_PROBLEM_. Give the records again exactly, with every character kept.

_RAW DATA_.

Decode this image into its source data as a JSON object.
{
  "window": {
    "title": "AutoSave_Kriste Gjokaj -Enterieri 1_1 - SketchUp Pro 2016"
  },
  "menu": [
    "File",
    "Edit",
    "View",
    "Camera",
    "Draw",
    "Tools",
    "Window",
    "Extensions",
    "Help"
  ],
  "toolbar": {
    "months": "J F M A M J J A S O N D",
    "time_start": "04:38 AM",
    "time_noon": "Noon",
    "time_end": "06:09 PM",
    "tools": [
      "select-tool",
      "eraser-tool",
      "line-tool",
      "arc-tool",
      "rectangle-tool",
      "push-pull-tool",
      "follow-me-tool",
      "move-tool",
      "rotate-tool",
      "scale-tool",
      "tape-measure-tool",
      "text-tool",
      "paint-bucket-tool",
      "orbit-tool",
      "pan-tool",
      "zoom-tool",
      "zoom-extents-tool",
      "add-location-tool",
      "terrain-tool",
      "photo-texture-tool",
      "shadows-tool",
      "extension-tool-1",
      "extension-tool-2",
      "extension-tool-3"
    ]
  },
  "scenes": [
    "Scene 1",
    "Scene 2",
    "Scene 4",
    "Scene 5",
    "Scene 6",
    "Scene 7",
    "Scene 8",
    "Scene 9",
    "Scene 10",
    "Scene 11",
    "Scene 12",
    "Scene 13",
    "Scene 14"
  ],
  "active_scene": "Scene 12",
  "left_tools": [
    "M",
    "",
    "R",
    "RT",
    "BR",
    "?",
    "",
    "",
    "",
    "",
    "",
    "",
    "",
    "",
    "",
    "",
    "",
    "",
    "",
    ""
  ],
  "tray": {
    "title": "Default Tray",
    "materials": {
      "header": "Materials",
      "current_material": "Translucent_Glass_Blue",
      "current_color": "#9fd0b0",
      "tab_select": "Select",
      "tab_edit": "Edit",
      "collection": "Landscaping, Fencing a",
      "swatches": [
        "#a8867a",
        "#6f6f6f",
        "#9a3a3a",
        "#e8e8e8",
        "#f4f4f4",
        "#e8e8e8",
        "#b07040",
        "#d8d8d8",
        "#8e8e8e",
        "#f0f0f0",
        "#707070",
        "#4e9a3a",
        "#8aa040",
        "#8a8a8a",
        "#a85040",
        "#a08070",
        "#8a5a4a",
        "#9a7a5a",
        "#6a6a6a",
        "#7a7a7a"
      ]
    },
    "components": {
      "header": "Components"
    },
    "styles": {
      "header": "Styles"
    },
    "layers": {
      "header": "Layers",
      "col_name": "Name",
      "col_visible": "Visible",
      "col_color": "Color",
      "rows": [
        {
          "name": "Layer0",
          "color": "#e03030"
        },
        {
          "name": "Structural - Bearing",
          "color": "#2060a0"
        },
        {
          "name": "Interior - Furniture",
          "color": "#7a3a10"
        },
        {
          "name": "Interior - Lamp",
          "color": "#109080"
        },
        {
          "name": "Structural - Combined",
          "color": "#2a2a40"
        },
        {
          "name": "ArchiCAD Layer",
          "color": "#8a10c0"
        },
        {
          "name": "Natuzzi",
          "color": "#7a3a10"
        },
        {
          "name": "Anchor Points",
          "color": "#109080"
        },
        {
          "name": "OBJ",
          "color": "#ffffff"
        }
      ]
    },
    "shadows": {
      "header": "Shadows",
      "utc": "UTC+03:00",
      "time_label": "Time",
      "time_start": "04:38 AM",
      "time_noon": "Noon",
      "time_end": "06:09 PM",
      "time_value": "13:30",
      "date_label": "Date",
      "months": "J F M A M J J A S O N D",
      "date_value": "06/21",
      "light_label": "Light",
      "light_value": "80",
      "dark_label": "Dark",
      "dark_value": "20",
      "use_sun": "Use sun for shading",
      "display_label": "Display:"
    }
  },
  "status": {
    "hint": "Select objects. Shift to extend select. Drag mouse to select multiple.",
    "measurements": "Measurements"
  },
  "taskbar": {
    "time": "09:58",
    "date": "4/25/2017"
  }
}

_RESULT_.
Decode this image into its source data as a JSON object.
{
  "window": {
    "title": "AutoSave_Kriste Gjokaj -Enterieri 1_1 - SketchUp Pro 2016"
  },
  "menu": [
    "File",
    "Edit",
    "View",
    "Camera",
    "Draw",
    "Tools",
    "Window",
    "Extensions",
    "Help"
  ],
  "toolbar": {
    "months": "J F M A M J J A S O N D",
    "time_start": "04:38 AM",
    "time_noon": "Noon",
    "time_end": "06:09 PM",
    "tools": [
      "select-tool",
      "eraser-tool",
      "line-tool",
      "arc-tool",
      "rectangle-tool",
      "push-pull-tool",
      "follow-me-tool",
      "move-tool",
      "rotate-tool",
      "scale-tool",
      "tape-measure-tool",
      "text-tool",
      "paint-bucket-tool",
      "orbit-tool",
      "pan-tool",
      "zoom-tool",
      "zoom-extents-tool",
      "add-location-tool",
      "terrain-tool",
      "photo-texture-tool",
      "shadows-tool",
      "extension-tool-1",
      "extension-tool-2",
      "extension-tool-3"
    ]
  },
  "scenes": [
    "Scene 1",
    "Scene 2",
    "Scene 4",
    "Scene 5",
    "Scene 6",
    "Scene 7",
    "Scene 8",
    "Scene 9",
    "Scene 10",
    "Scene 11",
    "Scene 12",
    "Scene 13",
    "Scene 14"
  ],
  "active_scene": "Scene 12",
  "left_tools": [
    "M",
    "",
    "R",
    "RT",
    "BR",
    "?",
    "",
    "",
    "",
    "",
    "",
    "",
    "",
    "",
    "",
    "",
    "",
    "",
    "",
    ""
  ],
  "tray": {
    "title": "Default Tray",
    "materials": {
      "header": "Materials",
      "current_material": "Translucent_Glass_Blue",
      "current_color": "#9fd0b0",
      "tab_select": "Select",
      "tab_edit": "Edit",
      "collection": "Landscaping, Fencing a",
      "swatches": [
        "#a8867a",
        "#6f6f6f",
        "#9a3a3a",
        "#e8e8e8",
        "#f4f4f4",
        "#e8e8e8",
        "#b07040",
        "#d8d8d8",
        "#8e8e8e",
        "#f0f0f0",
        "#707070",
        "#4e9a3a",
        "#8aa040",
        "#8a8a8a",
        "#a85040",
        "#a08070",
        "#8a5a4a",
        "#9a7a5a",
        "#6a6a6a",
        "#7a7a7a"
      ]
    },
    "components": {
      "header": "Components"
    },
    "styles": {
      "header": "Styles"
    },
    "layers": {
      "header": "Layers",
      "col_name": "Name",
      "col_visible": "Visible",
      "col_color": "Color",
      "rows": [
        {
          "name": "Layer0",
          "color": "#e03030"
        },
        {
          "name": "Structural - Bearing",
          "color": "#2060a0"
        },
        {
          "name": "Interior - Furniture",
          "color": "#7a3a10"
        },
        {
          "name": "Interior - Lamp",
          "color": "#109080"
        },
        {
          "name": "Structural - Combined",
          "color": "#2a2a40"
        },
        {
          "name": "ArchiCAD Layer",
          "color": "#8a10c0"
        },
        {
          "name": "Natuzzi",
          "color": "#7a3a10"
        },
        {
          "name": "Anchor Points",
          "color": "#109080"
        },
        {
          "name": "OBJ",
          "color": "#ffffff"
        }
      ]
    },
    "shadows": {
      "header": "Shadows",
      "utc": "UTC+03:00",
      "time_label": "Time",
      "time_start": "04:38 AM",
      "time_noon": "Noon",
      "time_end": "06:09 PM",
      "time_value": "13:30",
      "date_label": "Date",
      "months": "J F M A M J J A S O N D",
      "date_value": "06/21",
      "light_label": "Light",
      "light_value": "80",
      "dark_label": "Dark",
      "dark_value": "20",
      "use_sun": "Use sun for shading",
      "display_label": "Display:"
    }
  },
  "status": {
    "hint": "Select objects. Shift to extend select. Drag mouse to select multiple.",
    "measurements": "Measurements"
  },
  "taskbar": {
    "time": "09:58",
    "date": "4/25/2017"
  }
}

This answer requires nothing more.